(What to do)
For the word "utools", state how many lines of the data include it. Respond with the number only.

───── The data

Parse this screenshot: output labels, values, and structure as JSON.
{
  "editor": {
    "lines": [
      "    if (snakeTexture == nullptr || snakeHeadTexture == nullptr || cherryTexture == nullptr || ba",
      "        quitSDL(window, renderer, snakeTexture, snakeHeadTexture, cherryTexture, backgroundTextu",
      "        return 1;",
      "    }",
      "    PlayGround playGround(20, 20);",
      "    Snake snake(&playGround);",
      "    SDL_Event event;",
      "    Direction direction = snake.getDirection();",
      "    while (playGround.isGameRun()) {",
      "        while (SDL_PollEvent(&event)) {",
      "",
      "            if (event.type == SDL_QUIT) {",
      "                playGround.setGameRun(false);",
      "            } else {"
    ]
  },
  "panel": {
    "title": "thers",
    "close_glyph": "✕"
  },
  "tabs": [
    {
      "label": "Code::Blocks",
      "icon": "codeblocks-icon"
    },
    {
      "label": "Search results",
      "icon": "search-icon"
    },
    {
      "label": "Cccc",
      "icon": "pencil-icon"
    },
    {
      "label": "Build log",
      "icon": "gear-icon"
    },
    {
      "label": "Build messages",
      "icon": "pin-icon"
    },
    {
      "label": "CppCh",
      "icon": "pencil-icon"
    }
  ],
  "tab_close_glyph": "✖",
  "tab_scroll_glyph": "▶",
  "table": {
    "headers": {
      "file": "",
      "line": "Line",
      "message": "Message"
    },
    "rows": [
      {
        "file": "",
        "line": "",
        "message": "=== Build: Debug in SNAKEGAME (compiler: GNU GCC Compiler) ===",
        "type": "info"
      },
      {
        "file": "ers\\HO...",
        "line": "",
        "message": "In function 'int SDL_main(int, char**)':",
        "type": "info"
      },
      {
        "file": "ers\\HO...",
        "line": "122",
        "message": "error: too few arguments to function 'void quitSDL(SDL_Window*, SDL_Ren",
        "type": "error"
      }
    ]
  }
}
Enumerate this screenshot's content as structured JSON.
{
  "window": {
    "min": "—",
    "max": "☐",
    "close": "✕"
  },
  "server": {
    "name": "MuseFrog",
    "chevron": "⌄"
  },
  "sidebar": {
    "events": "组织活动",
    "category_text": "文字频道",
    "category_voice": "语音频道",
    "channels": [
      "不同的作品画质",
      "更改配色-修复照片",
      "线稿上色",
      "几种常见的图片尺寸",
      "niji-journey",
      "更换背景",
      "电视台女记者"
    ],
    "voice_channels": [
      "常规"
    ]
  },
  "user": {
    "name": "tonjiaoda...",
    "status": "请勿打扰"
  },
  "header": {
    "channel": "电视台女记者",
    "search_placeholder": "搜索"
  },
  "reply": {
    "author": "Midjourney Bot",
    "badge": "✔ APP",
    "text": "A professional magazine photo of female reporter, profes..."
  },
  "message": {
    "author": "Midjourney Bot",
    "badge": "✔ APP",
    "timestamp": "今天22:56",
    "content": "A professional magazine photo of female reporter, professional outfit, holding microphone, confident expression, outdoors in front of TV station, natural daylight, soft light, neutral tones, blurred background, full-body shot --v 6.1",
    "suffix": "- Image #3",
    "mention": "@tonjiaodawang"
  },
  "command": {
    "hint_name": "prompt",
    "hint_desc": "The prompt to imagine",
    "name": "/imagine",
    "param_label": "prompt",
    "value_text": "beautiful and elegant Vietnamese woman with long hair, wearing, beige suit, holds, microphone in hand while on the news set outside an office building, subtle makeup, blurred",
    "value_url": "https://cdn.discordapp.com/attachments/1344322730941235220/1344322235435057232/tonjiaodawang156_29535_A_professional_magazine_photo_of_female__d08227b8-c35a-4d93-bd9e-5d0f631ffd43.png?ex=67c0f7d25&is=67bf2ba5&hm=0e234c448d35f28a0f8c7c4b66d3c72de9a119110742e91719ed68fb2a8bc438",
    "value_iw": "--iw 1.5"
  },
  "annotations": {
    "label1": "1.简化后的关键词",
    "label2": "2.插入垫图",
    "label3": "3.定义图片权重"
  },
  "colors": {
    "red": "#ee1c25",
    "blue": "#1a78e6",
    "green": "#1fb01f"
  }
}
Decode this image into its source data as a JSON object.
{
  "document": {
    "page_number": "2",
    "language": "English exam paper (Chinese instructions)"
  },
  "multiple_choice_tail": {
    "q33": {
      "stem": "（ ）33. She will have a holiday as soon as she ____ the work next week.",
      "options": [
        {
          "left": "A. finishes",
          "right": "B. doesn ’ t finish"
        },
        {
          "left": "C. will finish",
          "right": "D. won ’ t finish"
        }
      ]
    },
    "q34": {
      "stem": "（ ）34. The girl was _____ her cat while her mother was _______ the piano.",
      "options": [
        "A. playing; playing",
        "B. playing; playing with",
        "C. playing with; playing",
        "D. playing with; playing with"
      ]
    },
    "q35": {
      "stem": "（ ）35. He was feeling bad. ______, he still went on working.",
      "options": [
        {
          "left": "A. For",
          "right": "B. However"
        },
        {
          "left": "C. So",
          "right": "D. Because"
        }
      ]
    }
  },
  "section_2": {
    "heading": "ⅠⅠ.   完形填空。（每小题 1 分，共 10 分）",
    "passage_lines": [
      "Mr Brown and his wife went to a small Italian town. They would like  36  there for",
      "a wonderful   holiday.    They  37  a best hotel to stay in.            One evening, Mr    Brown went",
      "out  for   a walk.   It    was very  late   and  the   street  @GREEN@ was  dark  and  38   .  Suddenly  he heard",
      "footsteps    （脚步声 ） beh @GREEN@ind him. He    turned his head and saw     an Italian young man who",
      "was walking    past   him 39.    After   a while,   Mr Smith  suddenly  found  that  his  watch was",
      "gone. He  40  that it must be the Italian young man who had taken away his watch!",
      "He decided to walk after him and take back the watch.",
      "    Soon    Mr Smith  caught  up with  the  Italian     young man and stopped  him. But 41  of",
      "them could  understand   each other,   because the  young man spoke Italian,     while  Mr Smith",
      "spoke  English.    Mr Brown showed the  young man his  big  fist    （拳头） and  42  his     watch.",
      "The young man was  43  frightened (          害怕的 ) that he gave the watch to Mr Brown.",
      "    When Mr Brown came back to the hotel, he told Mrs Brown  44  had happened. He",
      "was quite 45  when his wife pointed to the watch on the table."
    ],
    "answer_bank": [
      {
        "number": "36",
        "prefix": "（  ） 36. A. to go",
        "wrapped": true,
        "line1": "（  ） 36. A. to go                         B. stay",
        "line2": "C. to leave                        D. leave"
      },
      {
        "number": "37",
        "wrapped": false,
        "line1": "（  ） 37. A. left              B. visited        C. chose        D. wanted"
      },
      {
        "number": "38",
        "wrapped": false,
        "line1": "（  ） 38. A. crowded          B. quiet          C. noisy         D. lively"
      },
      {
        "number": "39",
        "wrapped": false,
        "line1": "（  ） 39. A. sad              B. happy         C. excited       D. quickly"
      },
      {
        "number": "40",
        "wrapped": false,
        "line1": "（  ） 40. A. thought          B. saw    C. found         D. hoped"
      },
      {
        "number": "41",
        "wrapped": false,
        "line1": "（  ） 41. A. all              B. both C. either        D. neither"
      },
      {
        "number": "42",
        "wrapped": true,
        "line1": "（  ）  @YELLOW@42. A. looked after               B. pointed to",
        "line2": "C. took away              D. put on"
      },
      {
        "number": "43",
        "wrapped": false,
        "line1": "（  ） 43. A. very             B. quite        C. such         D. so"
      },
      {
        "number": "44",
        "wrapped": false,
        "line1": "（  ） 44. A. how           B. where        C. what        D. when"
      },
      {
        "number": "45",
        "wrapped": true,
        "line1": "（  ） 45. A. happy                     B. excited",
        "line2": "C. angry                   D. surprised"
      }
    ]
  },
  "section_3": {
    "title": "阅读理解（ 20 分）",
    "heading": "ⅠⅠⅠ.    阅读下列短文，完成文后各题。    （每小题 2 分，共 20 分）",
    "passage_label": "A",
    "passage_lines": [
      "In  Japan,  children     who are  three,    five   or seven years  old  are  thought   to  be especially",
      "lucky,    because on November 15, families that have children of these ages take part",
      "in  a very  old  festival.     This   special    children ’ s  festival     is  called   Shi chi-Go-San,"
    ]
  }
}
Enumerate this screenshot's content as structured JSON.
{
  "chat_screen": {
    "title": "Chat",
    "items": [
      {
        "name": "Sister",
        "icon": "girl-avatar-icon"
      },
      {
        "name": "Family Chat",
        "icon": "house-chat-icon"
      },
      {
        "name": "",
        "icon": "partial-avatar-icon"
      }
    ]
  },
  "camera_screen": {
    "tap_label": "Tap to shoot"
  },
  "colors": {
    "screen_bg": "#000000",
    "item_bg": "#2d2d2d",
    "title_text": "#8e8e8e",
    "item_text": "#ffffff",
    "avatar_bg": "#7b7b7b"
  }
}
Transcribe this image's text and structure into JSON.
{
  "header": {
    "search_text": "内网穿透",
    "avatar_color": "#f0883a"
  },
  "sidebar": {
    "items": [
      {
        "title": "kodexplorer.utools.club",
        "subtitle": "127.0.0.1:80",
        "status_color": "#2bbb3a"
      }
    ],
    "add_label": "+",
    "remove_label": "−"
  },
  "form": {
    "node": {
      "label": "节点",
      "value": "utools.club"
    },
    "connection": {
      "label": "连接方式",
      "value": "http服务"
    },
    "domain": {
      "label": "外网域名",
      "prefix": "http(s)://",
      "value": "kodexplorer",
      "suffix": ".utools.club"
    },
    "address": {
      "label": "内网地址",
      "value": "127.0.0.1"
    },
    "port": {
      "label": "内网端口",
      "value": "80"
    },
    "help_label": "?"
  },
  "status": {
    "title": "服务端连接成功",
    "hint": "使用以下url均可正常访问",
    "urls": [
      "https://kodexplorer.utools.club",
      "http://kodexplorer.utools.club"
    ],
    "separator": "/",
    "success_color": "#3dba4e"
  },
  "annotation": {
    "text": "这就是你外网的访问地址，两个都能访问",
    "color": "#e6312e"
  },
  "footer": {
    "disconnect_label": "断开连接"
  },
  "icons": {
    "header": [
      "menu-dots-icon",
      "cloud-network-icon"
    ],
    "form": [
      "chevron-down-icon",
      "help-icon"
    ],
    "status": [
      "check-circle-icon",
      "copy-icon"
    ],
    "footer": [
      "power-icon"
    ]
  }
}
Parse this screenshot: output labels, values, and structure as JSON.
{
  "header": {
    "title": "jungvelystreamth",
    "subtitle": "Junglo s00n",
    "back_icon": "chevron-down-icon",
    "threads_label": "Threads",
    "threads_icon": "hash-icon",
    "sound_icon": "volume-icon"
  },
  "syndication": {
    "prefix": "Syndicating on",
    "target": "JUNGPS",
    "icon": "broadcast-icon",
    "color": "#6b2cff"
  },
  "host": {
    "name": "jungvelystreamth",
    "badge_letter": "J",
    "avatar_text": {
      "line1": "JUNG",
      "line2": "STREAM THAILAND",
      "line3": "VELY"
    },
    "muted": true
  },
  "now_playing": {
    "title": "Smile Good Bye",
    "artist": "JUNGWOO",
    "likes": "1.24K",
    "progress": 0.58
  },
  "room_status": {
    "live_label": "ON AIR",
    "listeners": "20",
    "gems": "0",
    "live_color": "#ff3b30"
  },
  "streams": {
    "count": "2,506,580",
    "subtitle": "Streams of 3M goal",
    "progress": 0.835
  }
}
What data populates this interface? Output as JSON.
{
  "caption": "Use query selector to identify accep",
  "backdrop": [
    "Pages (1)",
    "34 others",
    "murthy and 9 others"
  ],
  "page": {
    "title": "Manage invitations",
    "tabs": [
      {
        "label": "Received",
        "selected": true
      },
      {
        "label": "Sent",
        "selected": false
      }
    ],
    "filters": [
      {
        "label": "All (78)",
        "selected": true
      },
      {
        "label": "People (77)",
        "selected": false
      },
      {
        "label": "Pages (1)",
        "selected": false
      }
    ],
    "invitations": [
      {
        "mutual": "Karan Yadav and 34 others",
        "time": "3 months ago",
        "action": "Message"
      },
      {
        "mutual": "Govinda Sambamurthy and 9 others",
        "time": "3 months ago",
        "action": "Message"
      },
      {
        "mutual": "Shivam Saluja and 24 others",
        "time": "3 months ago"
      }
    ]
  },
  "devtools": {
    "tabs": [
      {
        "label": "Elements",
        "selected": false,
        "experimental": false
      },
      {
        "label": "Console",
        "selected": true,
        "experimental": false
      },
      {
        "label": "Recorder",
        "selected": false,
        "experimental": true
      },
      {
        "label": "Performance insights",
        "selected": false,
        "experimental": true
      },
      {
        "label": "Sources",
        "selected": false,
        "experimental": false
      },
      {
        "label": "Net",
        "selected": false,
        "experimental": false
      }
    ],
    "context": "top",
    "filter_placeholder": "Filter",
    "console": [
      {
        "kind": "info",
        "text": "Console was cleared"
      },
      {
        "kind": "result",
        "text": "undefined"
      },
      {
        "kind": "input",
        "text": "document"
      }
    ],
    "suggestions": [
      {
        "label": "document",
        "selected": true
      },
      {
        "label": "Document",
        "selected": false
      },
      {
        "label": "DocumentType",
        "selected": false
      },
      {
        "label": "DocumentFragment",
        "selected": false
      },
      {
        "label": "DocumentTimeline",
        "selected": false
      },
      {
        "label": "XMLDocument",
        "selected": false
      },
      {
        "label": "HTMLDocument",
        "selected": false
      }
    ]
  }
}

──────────

(Solution to the exercise)
5